● **What to work on**
Are you able to retype all the records below exactly?

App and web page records
* * * * * * * * *

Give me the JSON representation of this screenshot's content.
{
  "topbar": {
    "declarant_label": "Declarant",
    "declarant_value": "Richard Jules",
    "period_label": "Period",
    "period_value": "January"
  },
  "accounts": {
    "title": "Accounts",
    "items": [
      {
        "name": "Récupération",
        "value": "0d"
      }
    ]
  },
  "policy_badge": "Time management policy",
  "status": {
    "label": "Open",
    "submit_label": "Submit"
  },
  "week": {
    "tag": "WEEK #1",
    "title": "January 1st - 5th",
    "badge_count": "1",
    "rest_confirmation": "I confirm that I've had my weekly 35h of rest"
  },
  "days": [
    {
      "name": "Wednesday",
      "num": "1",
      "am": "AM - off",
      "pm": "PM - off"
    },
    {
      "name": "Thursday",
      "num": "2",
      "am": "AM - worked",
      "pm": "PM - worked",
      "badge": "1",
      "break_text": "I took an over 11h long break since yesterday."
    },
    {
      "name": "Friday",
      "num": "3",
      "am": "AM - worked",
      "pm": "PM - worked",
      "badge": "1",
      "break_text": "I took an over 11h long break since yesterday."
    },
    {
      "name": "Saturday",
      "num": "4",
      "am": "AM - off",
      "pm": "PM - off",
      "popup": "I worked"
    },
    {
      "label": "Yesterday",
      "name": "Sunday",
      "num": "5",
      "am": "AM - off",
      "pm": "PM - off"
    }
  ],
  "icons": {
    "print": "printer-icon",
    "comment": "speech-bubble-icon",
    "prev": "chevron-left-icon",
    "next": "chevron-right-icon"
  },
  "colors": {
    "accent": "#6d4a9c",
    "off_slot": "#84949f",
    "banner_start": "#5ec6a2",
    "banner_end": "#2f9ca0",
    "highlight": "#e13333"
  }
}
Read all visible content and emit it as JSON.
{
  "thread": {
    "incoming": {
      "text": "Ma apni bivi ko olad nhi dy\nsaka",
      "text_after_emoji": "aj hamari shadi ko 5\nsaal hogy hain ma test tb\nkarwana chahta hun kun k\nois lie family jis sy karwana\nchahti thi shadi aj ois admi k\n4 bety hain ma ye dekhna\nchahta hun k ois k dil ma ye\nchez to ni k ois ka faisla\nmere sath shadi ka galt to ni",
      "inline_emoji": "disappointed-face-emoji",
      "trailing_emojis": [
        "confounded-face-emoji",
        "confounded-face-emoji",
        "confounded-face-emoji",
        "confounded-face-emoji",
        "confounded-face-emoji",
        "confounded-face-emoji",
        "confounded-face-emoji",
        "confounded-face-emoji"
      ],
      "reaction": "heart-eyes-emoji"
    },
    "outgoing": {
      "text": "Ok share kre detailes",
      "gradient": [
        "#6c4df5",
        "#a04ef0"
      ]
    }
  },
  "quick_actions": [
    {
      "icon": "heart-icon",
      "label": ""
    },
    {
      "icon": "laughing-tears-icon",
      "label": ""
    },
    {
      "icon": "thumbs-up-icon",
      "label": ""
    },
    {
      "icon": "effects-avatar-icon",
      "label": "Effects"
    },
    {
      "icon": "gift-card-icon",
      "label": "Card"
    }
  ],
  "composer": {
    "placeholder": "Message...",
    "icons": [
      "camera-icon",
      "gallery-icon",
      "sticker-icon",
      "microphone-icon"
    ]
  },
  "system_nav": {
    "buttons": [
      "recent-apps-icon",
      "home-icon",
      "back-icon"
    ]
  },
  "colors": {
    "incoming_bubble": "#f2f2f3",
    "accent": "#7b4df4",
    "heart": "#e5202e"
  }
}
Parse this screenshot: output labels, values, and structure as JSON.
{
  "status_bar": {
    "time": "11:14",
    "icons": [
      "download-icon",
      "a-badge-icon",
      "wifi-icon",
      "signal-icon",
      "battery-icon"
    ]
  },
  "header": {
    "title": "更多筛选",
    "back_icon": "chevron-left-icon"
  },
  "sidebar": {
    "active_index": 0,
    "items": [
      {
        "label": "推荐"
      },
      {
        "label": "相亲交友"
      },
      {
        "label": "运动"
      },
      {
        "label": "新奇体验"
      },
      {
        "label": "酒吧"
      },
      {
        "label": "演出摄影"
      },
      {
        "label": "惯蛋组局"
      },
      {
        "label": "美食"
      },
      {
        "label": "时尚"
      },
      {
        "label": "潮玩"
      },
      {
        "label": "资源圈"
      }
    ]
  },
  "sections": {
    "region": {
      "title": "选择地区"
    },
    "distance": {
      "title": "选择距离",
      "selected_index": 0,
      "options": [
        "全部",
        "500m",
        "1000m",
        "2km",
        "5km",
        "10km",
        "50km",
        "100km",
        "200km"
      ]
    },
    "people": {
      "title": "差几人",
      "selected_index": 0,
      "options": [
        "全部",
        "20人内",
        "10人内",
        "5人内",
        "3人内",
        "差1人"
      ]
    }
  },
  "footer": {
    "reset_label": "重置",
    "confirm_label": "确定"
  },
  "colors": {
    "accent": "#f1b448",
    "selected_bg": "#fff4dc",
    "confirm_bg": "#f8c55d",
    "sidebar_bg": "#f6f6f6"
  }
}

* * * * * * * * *

● **Response to the exercise**
Give me the JSON representation of this screenshot's content.
{
  "topbar": {
    "declarant_label": "Declarant",
    "declarant_value": "Richard Jules",
    "period_label": "Period",
    "period_value": "January"
  },
  "accounts": {
    "title": "Accounts",
    "items": [
      {
        "name": "Récupération",
        "value": "0d"
      }
    ]
  },
  "policy_badge": "Time management policy",
  "status": {
    "label": "Open",
    "submit_label": "Submit"
  },
  "week": {
    "tag": "WEEK #1",
    "title": "January 1st - 5th",
    "badge_count": "1",
    "rest_confirmation": "I confirm that I've had my weekly 35h of rest"
  },
  "days": [
    {
      "name": "Wednesday",
      "num": "1",
      "am": "AM - off",
      "pm": "PM - off"
    },
    {
      "name": "Thursday",
      "num": "2",
      "am": "AM - worked",
      "pm": "PM - worked",
      "badge": "1",
      "break_text": "I took an over 11h long break since yesterday."
    },
    {
      "name": "Friday",
      "num": "3",
      "am": "AM - worked",
      "pm": "PM - worked",
      "badge": "1",
      "break_text": "I took an over 11h long break since yesterday."
    },
    {
      "name": "Saturday",
      "num": "4",
      "am": "AM - off",
      "pm": "PM - off",
      "popup": "I worked"
    },
    {
      "label": "Yesterday",
      "name": "Sunday",
      "num": "5",
      "am": "AM - off",
      "pm": "PM - off"
    }
  ],
  "icons": {
    "print": "printer-icon",
    "comment": "speech-bubble-icon",
    "prev": "chevron-left-icon",
    "next": "chevron-right-icon"
  },
  "colors": {
    "accent": "#6d4a9c",
    "off_slot": "#84949f",
    "banner_start": "#5ec6a2",
    "banner_end": "#2f9ca0",
    "highlight": "#e13333"
  }
}
Read all visible content and emit it as JSON.
{
  "thread": {
    "incoming": {
      "text": "Ma apni bivi ko olad nhi dy\nsaka",
      "text_after_emoji": "aj hamari shadi ko 5\nsaal hogy hain ma test tb\nkarwana chahta hun kun k\nois lie family jis sy karwana\nchahti thi shadi aj ois admi k\n4 bety hain ma ye dekhna\nchahta hun k ois k dil ma ye\nchez to ni k ois ka faisla\nmere sath shadi ka galt to ni",
      "inline_emoji": "disappointed-face-emoji",
      "trailing_emojis": [
        "confounded-face-emoji",
        "confounded-face-emoji",
        "confounded-face-emoji",
        "confounded-face-emoji",
        "confounded-face-emoji",
        "confounded-face-emoji",
        "confounded-face-emoji",
        "confounded-face-emoji"
      ],
      "reaction": "heart-eyes-emoji"
    },
    "outgoing": {
      "text": "Ok share kre detailes",
      "gradient": [
        "#6c4df5",
        "#a04ef0"
      ]
    }
  },
  "quick_actions": [
    {
      "icon": "heart-icon",
      "label": ""
    },
    {
      "icon": "laughing-tears-icon",
      "label": ""
    },
    {
      "icon": "thumbs-up-icon",
      "label": ""
    },
    {
      "icon": "effects-avatar-icon",
      "label": "Effects"
    },
    {
      "icon": "gift-card-icon",
      "label": "Card"
    }
  ],
  "composer": {
    "placeholder": "Message...",
    "icons": [
      "camera-icon",
      "gallery-icon",
      "sticker-icon",
      "microphone-icon"
    ]
  },
  "system_nav": {
    "buttons": [
      "recent-apps-icon",
      "home-icon",
      "back-icon"
    ]
  },
  "colors": {
    "incoming_bubble": "#f2f2f3",
    "accent": "#7b4df4",
    "heart": "#e5202e"
  }
}
Parse this screenshot: output labels, values, and structure as JSON.
{
  "status_bar": {
    "time": "11:14",
    "icons": [
      "download-icon",
      "a-badge-icon",
      "wifi-icon",
      "signal-icon",
      "battery-icon"
    ]
  },
  "header": {
    "title": "更多筛选",
    "back_icon": "chevron-left-icon"
  },
  "sidebar": {
    "active_index": 0,
    "items": [
      {
        "label": "推荐"
      },
      {
        "label": "相亲交友"
      },
      {
        "label": "运动"
      },
      {
        "label": "新奇体验"
      },
      {
        "label": "酒吧"
      },
      {
        "label": "演出摄影"
      },
      {
        "label": "惯蛋组局"
      },
      {
        "label": "美食"
      },
      {
        "label": "时尚"
      },
      {
        "label": "潮玩"
      },
      {
        "label": "资源圈"
      }
    ]
  },
  "sections": {
    "region": {
      "title": "选择地区"
    },
    "distance": {
      "title": "选择距离",
      "selected_index": 0,
      "options": [
        "全部",
        "500m",
        "1000m",
        "2km",
        "5km",
        "10km",
        "50km",
        "100km",
        "200km"
      ]
    },
    "people": {
      "title": "差几人",
      "selected_index": 0,
      "options": [
        "全部",
        "20人内",
        "10人内",
        "5人内",
        "3人内",
        "差1人"
      ]
    }
  },
  "footer": {
    "reset_label": "重置",
    "confirm_label": "确定"
  },
  "colors": {
    "accent": "#f1b448",
    "selected_bg": "#fff4dc",
    "confirm_bg": "#f8c55d",
    "sidebar_bg": "#f6f6f6"
  }
}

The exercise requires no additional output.